Saved data entries

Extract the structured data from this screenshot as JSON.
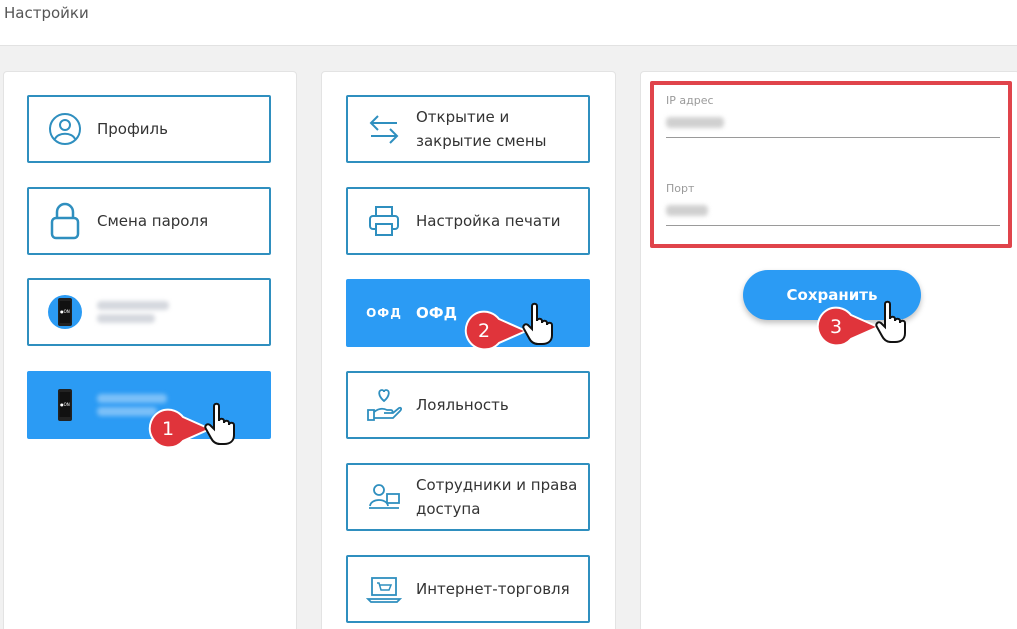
{
  "header": {
    "title": "Настройки"
  },
  "col1": {
    "items": [
      {
        "label": "Профиль",
        "icon": "profile-icon"
      },
      {
        "label": "Смена пароля",
        "icon": "lock-icon"
      },
      {
        "label": "",
        "icon": "phone-icon"
      },
      {
        "label": "",
        "icon": "phone-icon",
        "active": true
      }
    ]
  },
  "col2": {
    "items": [
      {
        "label": "Открытие и закрытие смены",
        "icon": "arrows-swap-icon"
      },
      {
        "label": "Настройка печати",
        "icon": "printer-icon"
      },
      {
        "label": "ОФД",
        "icon_text": "ОФД",
        "active": true
      },
      {
        "label": "Лояльность",
        "icon": "loyalty-hand-heart-icon"
      },
      {
        "label": "Сотрудники и права доступа",
        "icon": "employees-icon"
      },
      {
        "label": "Интернет-торговля",
        "icon": "laptop-cart-icon"
      }
    ]
  },
  "form": {
    "ip_label": "IP адрес",
    "port_label": "Порт",
    "save_label": "Сохранить"
  },
  "callouts": [
    "1",
    "2",
    "3"
  ],
  "colors": {
    "accent": "#2b9bf4",
    "tile_border": "#2f8fbf",
    "callout_red": "#e0343b",
    "highlight_box": "#e0444b"
  }
}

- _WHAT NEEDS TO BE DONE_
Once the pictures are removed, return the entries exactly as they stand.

- _RESULT FOR THIS EXERCISE_
Extract the structured data from this screenshot as JSON.
{
  "header": {
    "title": "Настройки"
  },
  "col1": {
    "items": [
      {
        "label": "Профиль",
        "icon": "profile-icon"
      },
      {
        "label": "Смена пароля",
        "icon": "lock-icon"
      },
      {
        "label": "",
        "icon": "phone-icon"
      },
      {
        "label": "",
        "icon": "phone-icon",
        "active": true
      }
    ]
  },
  "col2": {
    "items": [
      {
        "label": "Открытие и закрытие смены",
        "icon": "arrows-swap-icon"
      },
      {
        "label": "Настройка печати",
        "icon": "printer-icon"
      },
      {
        "label": "ОФД",
        "icon_text": "ОФД",
        "active": true
      },
      {
        "label": "Лояльность",
        "icon": "loyalty-hand-heart-icon"
      },
      {
        "label": "Сотрудники и права доступа",
        "icon": "employees-icon"
      },
      {
        "label": "Интернет-торговля",
        "icon": "laptop-cart-icon"
      }
    ]
  },
  "form": {
    "ip_label": "IP адрес",
    "port_label": "Порт",
    "save_label": "Сохранить"
  },
  "callouts": [
    "1",
    "2",
    "3"
  ],
  "colors": {
    "accent": "#2b9bf4",
    "tile_border": "#2f8fbf",
    "callout_red": "#e0343b",
    "highlight_box": "#e0444b"
  }
}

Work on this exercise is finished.